Iranís output of cars Ė the countryís biggest non-oil industry Ė has fallen by about 50 per cent, as the tightening international sanctions over the countryís nuclear programme aggravate economic woes.
Production dropped to 677,000 cars in the first nine months of the Persian year that started in March, from 1.2m during the same period last year.
Although Iran experienced dramatic reductions in vehicle production during the Iran-Iraq war in the 1980s, the latest fall in volume is unprecedented, analysts say.
ďIndustries such as the automotives which are dependent on imports and hard currencies [used to buy imports] are the most vulnerable to sanctions,Ē Ezzatollah Yousefian-Molla, a member of parliament, recently told the semi-official ISNA news agency.
Car and auto parts producers have been among the hardest hit by†international sanctions†that have caused a fall of more than 50 per cent in†the Iranian rial.
Domestic media have reported that more than 110 auto part makers shut down and thousands of workers lost their jobs over the past year.
Moreover, Iranís two largest†state-run carmakers†, Iran Khodro and Saipa, are reportedly now suffering from overstaffing Ė or ďhidden unemploymentĒ, as the domestic media call it Ė due to the decline in output.
The two companies declined to comment to the Financial Times.
Mohammad Bayatian, a member of the parliamentís industries committee, said recently that the total losses of Iran Khodro and Saipa had reached 10tn rials ($407m) due to a ďfivefold riseĒ in prices of raw materials.
In a move to support carmakers, the government has allowed them to raise the prices of cars by about 25 per cent since last October. The official price of the cheapest models of Kia Pride Ė the South Korean car which accounts for up to 40 per cent of vehicles on the countryís roads Ė has officially increased from 75m rials ($3,053) to 119m rials ($4,845). The market rate is about 20 per cent higher still.
But carmakers argue the price rises do not cover the losses they have sustained, as their costs have more than doubled over the past year because of the†plunging rial. Analysts say international sanctions have laid bare structural problems in the car sector, which has been protected for decades by tariffs of more than 100 per cent on imported vehicles.
Car production in Iran has long been a political matter, with central government taking a role in directing the operations of Iran Khodro and Saipa. Iranian President Mahmoud Ahmadi-Nejad has in the past ordered them to open production lines in Venezuela and some African countries, despite such expansion being economically questionable.
Many commentators are now urging the government to bail out the industry.

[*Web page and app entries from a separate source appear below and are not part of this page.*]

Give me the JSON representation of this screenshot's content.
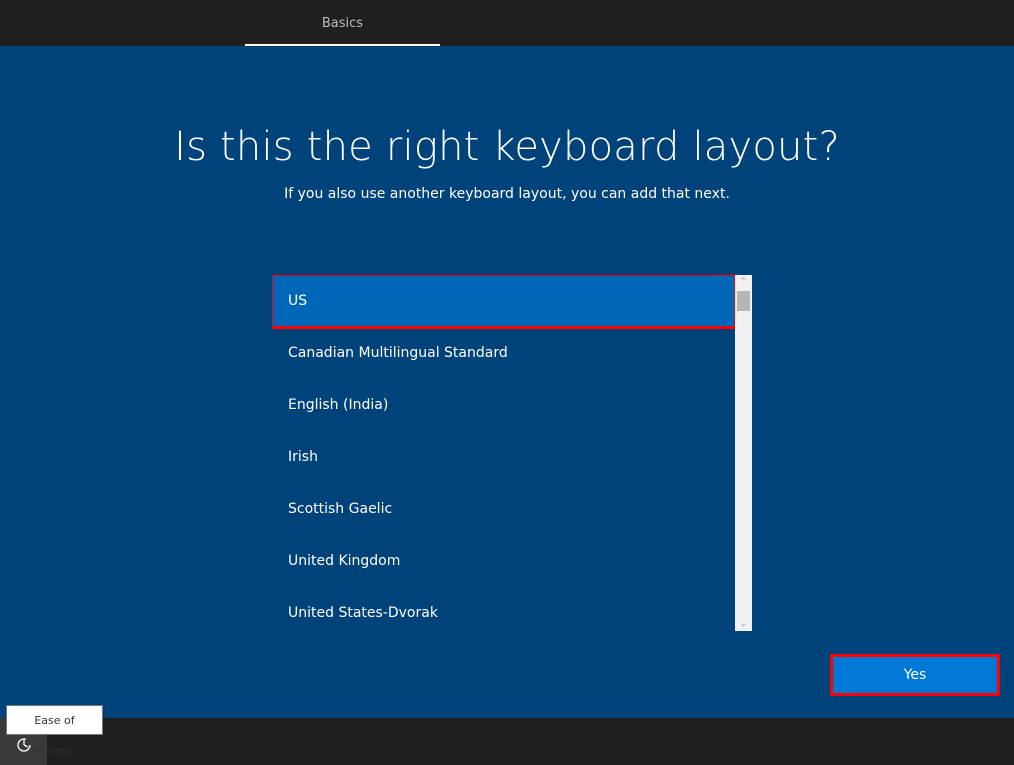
{
  "header": {
    "tabs": [
      {
        "label": "Basics",
        "active": true
      }
    ]
  },
  "main": {
    "title": "Is this the right keyboard layout?",
    "subtitle": "If you also use another keyboard layout, you can add that next.",
    "layouts": [
      {
        "label": "US",
        "selected": true
      },
      {
        "label": "Canadian Multilingual Standard",
        "selected": false
      },
      {
        "label": "English (India)",
        "selected": false
      },
      {
        "label": "Irish",
        "selected": false
      },
      {
        "label": "Scottish Gaelic",
        "selected": false
      },
      {
        "label": "United Kingdom",
        "selected": false
      },
      {
        "label": "United States-Dvorak",
        "selected": false
      }
    ],
    "yes_label": "Yes"
  },
  "footer": {
    "ease_of_access_tooltip": "Ease of access",
    "ease_icon": "ease-of-access-icon"
  },
  "colors": {
    "background": "#00427a",
    "bar": "#1f1f1f",
    "selected": "#0067b8",
    "button": "#0078d7",
    "highlight": "#ff0000"
  }
}
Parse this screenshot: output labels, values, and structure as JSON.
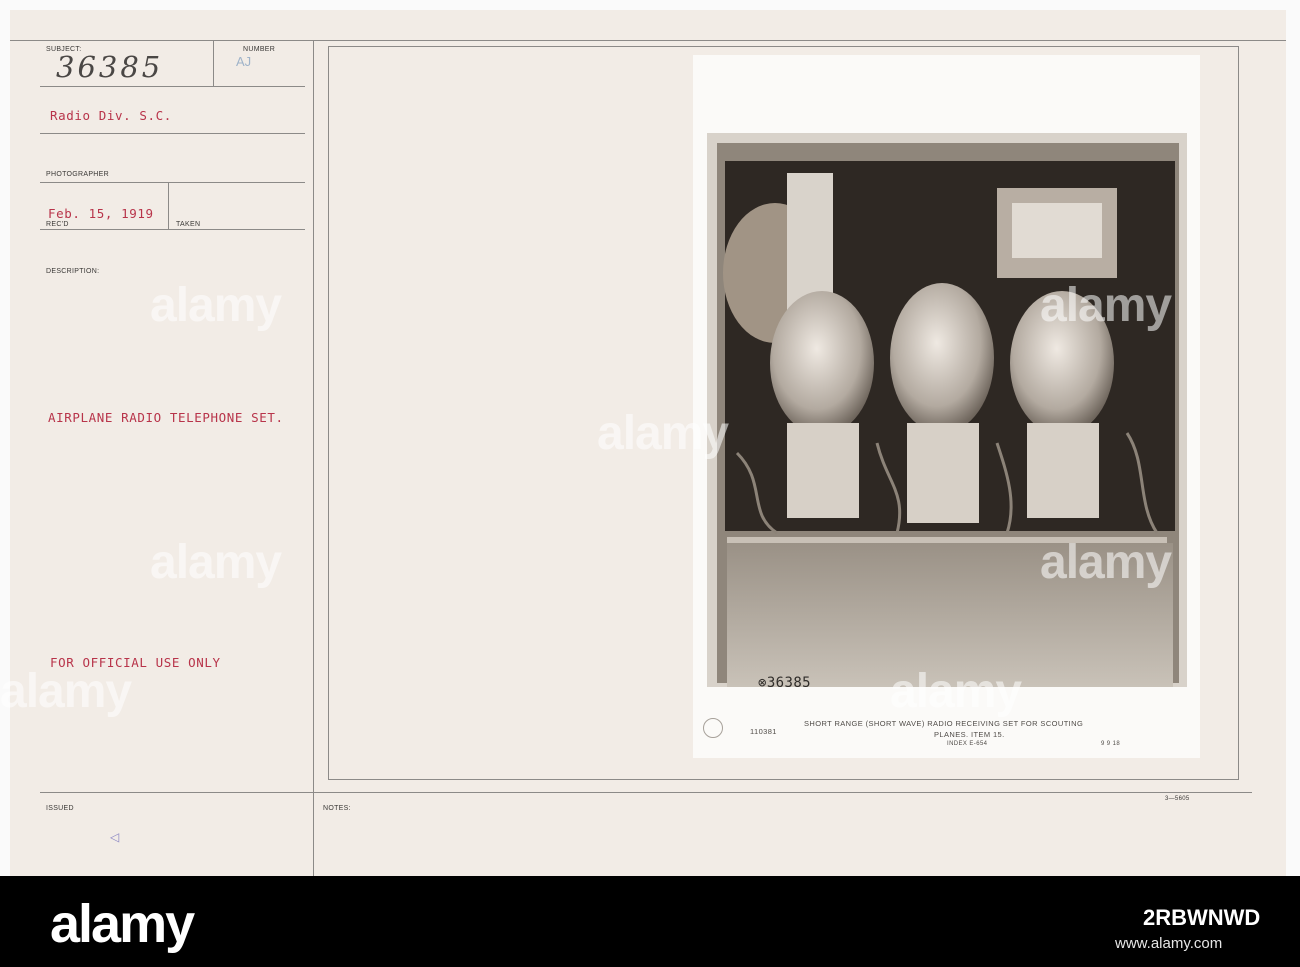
{
  "card": {
    "subject_label": "SUBJECT:",
    "subject_number": "36385",
    "number_label": "NUMBER",
    "number_stamp": "AJ",
    "origin": "Radio Div. S.C.",
    "photographer_label": "PHOTOGRAPHER",
    "date": "Feb. 15, 1919",
    "recd_label": "REC'D",
    "taken_label": "TAKEN",
    "description_label": "DESCRIPTION:",
    "description": "AIRPLANE RADIO TELEPHONE SET.",
    "restriction": "FOR OFFICIAL USE ONLY",
    "issued_label": "ISSUED",
    "issued_mark": "◁",
    "notes_label": "NOTES:",
    "form_code": "3—5605"
  },
  "photo": {
    "negative_number": "⊗36385",
    "caption_number": "110381",
    "caption_line1": "SHORT RANGE (SHORT WAVE) RADIO RECEIVING SET FOR SCOUTING",
    "caption_line2": "PLANES. ITEM 15.",
    "index": "INDEX E-654",
    "caption_date": "9  9  18"
  },
  "watermark": {
    "text": "alamy"
  },
  "footer": {
    "logo": "alamy",
    "image_id": "2RBWNWD",
    "url": "www.alamy.com"
  }
}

For months, the government has promised to pay 20tn rials ($814m) to the two leading carmakers so they can pay their suppliers.
But the banks that would underpin any bailout are themselves grappling to deal with international sanctions, with overdue loans now exceeding deposits.
Iraj Nadimi, a member of the parliamentís economics committee, said this month that carmakers should not ďtie their survival to banking loansĒ because ďbanks are emptyĒ.
Meanwhile, some of the Iranian producersí European and South Korean partners, including Franceís†PSA Peugeot CitroŽn, have left the market due to sanctions.
Franceís Peugeot Renault appears to be the lone European carmaker still operating in Iran.
The gap created by this exodus is opening up an opportunity for Chinese car and auto part makers. Sales of some makes of Chinaís Chery Automobile Co, such as the MVM and X33, have more than doubled since last April, although the companyís share of the Iranian car market is still less than 6 per cent.
ďThis is another example that Chinese are the main beneficiaries of the sanctions, while Iranians and Europeans are losing,Ē said one economic analyst.